On Thursday (March 19), MBW predicted that the volume of plays within the latest Spotify Top 200 global weekly chart would fall by 11.4%.
With that being said, there were very few new releases, that may also play a part why the streams are declining.
Fewer people are commuting to work or school, and many are working from home, which means more people are likely to stream from their computer desktops, T.V.s, smart speakers, and gaming consoles or no streaming at all, which might bring music streaming figures down.
According to the data published by Spotify, more people are listening to news, health, lifestyle, kids and family podcasts. Regarding playlists, users are creating and following more workout playlists, and streams of running, yoga, nature sounds, and meditation playlists are seeing an uptick as well.
There are also more acoustic, softer and classical songs being streamed.
Spotify also revealed that there’s a spike in listening for artists who’ve been live streaming concerts, citing James Blake, Ben Gibbard and Code Orange as three examples.
Apple Music has a new hub called ‘Come Together’, gathering new playlists, including ‘Isolation Icebreakers’, ‘Work From Home Hustle’ and ‘Living Room Dance Party’, starting in the U.S. and U.K. before rolling out globally.
Deezer also has some insights into the new listening behaviours: its daily peak for listening has changed from the rush hour (around 7am) to 9am-10am, while also pinpointing a 10-day ‘shock’ stage where people’s usage declines, before recovering again.
Deezer has also started promoting a three-month free trial of its Premium, Family and HiFi subscriptions.
With many practicing social distancing and staying apart from their friends and family, the need for social media to stay connected is more eminent than ever.
According to Facebook’s analytic department, total messaging is up more than 50 percent over the last month in countries that have been hit the hardest by the coronavirus pandemic.
Voice and video calls are also doubled on Messenger and WhatsApp in the same locations.
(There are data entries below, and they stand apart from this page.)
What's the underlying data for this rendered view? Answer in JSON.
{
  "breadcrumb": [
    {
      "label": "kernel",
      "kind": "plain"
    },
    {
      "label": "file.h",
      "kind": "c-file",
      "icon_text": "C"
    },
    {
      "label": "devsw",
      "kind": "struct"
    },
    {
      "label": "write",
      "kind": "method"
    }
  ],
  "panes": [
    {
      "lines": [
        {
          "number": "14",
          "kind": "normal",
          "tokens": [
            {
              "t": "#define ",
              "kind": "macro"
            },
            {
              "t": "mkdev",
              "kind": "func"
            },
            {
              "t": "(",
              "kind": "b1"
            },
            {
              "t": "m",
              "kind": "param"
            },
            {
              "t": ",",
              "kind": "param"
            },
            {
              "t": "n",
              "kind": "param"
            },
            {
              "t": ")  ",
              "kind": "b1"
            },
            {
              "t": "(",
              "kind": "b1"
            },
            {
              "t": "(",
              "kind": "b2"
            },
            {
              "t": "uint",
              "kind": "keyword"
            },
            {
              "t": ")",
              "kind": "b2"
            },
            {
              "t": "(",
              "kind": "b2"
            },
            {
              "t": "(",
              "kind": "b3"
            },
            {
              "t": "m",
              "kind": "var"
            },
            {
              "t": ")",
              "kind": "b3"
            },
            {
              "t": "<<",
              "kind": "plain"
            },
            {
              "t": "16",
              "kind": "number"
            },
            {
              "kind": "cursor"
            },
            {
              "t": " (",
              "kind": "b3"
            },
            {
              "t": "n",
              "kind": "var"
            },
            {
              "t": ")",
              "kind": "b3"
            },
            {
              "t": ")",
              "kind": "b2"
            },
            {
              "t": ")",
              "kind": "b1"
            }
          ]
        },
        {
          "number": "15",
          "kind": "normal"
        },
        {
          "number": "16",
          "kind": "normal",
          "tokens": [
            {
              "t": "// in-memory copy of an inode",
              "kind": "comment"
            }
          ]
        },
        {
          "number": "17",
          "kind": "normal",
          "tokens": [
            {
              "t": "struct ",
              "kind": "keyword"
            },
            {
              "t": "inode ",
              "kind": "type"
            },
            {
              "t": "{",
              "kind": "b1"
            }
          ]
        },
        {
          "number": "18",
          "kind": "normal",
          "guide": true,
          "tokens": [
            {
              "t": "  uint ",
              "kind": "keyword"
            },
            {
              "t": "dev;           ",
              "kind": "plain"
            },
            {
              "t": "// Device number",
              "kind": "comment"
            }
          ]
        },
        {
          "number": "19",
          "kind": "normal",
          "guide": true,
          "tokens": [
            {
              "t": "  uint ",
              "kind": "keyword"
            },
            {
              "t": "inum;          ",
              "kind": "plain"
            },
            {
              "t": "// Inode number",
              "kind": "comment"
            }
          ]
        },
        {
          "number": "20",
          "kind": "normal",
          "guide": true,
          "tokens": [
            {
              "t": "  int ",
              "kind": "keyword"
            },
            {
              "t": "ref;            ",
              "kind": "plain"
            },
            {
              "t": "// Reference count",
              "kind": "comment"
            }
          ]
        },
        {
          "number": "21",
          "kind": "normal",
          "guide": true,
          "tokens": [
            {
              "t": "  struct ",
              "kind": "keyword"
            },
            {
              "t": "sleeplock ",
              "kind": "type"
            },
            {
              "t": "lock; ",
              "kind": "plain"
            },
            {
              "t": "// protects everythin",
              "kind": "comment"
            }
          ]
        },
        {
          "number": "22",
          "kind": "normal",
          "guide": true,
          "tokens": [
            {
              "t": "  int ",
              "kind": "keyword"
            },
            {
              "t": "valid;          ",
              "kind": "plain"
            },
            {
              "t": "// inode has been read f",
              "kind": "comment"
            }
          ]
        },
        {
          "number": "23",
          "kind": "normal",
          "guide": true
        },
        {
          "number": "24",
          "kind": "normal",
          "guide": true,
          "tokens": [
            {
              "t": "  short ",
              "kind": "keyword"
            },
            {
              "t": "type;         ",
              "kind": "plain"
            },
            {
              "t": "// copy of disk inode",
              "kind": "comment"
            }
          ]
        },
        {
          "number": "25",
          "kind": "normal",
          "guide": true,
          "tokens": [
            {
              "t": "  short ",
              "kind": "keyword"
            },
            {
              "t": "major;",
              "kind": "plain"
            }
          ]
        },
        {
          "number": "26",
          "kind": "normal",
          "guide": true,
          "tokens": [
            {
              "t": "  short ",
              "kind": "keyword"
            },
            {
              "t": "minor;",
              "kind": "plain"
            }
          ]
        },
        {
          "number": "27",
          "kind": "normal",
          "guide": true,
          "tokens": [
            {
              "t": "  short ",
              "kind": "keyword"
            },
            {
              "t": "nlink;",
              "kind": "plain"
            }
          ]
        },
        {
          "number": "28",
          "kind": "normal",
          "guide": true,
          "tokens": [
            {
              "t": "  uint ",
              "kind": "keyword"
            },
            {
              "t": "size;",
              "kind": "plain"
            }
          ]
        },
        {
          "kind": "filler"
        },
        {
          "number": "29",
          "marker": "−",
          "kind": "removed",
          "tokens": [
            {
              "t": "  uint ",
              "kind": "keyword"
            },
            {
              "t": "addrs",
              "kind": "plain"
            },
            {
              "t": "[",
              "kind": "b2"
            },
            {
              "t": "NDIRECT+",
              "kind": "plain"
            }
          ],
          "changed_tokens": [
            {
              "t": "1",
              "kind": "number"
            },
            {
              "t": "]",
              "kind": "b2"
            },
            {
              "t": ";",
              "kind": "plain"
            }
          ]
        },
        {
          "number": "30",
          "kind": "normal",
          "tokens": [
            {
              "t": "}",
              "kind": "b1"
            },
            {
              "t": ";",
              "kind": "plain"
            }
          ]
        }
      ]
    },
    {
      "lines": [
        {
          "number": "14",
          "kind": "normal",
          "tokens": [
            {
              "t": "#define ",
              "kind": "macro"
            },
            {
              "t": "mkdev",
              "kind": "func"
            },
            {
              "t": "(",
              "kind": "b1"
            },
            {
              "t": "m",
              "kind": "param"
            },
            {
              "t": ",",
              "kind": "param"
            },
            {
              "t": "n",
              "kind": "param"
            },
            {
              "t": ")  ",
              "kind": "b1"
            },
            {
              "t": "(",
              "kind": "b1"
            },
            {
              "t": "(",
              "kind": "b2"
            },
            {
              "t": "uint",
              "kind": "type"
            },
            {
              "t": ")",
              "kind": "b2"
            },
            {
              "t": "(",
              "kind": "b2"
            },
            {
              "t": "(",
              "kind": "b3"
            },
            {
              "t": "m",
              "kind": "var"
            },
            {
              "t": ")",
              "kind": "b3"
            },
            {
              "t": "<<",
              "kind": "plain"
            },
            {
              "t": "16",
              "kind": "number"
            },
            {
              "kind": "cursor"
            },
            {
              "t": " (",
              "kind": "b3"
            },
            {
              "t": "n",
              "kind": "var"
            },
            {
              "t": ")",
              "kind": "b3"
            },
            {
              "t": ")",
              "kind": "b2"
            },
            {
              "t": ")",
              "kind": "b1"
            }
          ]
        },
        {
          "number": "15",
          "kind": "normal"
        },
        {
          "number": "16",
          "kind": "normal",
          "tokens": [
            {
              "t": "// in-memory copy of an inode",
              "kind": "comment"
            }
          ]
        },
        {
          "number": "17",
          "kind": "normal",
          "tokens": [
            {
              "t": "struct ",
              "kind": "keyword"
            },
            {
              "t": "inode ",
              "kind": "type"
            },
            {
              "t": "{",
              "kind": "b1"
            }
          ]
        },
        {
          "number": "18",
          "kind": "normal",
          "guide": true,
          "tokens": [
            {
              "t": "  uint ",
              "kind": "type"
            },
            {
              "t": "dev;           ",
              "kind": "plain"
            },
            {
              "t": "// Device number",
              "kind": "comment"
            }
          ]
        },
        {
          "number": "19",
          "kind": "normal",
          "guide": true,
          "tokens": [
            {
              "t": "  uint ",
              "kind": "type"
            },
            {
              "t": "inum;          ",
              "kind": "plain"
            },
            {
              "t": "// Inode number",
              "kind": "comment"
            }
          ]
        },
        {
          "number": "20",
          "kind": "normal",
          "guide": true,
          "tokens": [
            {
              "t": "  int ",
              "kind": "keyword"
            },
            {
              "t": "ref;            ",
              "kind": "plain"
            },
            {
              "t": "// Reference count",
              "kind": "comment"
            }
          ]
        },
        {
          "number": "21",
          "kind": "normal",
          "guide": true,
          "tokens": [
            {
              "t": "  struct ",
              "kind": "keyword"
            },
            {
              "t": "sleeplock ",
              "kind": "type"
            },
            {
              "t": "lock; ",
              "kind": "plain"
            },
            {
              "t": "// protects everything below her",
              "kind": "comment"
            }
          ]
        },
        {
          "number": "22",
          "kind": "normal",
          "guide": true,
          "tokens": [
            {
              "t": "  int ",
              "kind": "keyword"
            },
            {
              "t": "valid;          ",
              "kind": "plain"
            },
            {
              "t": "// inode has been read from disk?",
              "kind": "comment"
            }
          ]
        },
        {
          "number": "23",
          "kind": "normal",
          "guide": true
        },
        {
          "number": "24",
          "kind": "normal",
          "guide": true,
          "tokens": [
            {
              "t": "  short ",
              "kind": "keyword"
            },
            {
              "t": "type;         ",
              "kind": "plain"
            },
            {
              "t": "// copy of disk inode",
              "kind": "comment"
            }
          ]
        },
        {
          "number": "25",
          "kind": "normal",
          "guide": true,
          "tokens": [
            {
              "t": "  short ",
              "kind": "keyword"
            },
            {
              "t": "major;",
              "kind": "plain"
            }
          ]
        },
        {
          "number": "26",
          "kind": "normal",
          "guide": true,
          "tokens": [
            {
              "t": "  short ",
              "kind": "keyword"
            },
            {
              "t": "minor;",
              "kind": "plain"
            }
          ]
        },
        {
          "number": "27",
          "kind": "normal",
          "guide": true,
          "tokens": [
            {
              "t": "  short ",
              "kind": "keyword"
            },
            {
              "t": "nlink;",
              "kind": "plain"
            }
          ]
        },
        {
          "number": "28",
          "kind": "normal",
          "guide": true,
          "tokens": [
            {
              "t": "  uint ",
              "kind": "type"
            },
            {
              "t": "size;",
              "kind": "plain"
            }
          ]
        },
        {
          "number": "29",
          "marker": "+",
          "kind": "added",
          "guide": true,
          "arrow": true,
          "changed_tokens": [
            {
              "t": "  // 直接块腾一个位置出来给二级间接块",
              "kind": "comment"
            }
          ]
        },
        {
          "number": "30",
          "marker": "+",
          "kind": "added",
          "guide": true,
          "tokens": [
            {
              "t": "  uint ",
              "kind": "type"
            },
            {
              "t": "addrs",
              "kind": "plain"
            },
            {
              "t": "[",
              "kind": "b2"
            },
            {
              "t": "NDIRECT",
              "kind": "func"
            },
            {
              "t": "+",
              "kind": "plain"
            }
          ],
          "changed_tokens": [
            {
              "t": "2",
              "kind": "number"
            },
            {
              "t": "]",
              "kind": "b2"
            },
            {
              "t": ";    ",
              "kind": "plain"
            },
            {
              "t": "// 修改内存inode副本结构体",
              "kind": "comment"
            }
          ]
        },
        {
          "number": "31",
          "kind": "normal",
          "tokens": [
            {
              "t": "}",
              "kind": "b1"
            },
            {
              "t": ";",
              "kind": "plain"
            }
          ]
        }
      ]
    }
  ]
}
WhatsApp, specifically, is experiencing the most significant gains in usage, with overall a 40 percent increase in usage, according to Kantar.com.
Facebook and Twitter usage is surging during the pandemic, but that is not necessarily good news for these platforms as these company’s main source of revenue is advertisements, and that is being diminished because of the pandemic impact on ad-budget.
Socialbakers data reveal that posts mentioning coronavirus have been far more common on Facebook than on Instagram, implying that people may use Facebook more often to get news and updates.
Video chat platforms are booming due to many working from home, attending virtual meetings, online classes, and trying to stay connected to their loved ones.
The Zoom app, which is a video chat platform, is currently the top free app in the Apple App Store. According to MarketWatch.com, the new data indicate that daily usage was up more than 300 percent compared to before the pandemic confined people to work from home.
The suspension of theatrical and TV productions, delays in new movie releases, and shutting down cultural events, streaming services are expected to flourish due to them being the primary source of entertainment during global lockdowns. (Fun fact: US Box Office totals for the week of March 20-26 was $5,179. This time last year, it was $204,193,406)
Most analysts who track Netflix, agree that the coronavirus will keep people at home and boost streams. Most of them grade Netflix’s business as either unlikely to be harmed by the pandemic, or possibly to be benefited from it. Analysts at RBC, Canaccord Genuity, MoffettNathanson, LightShed and BMO all say the coronavirus outbreak is either a low risk to Netflix or potentially even profitable.
On the other hand, a few analysts believe the economic hardships caused by the pandemic could have some users reconsidering the services.
But as of now, the services have yet to cut fees for new or current subscribers.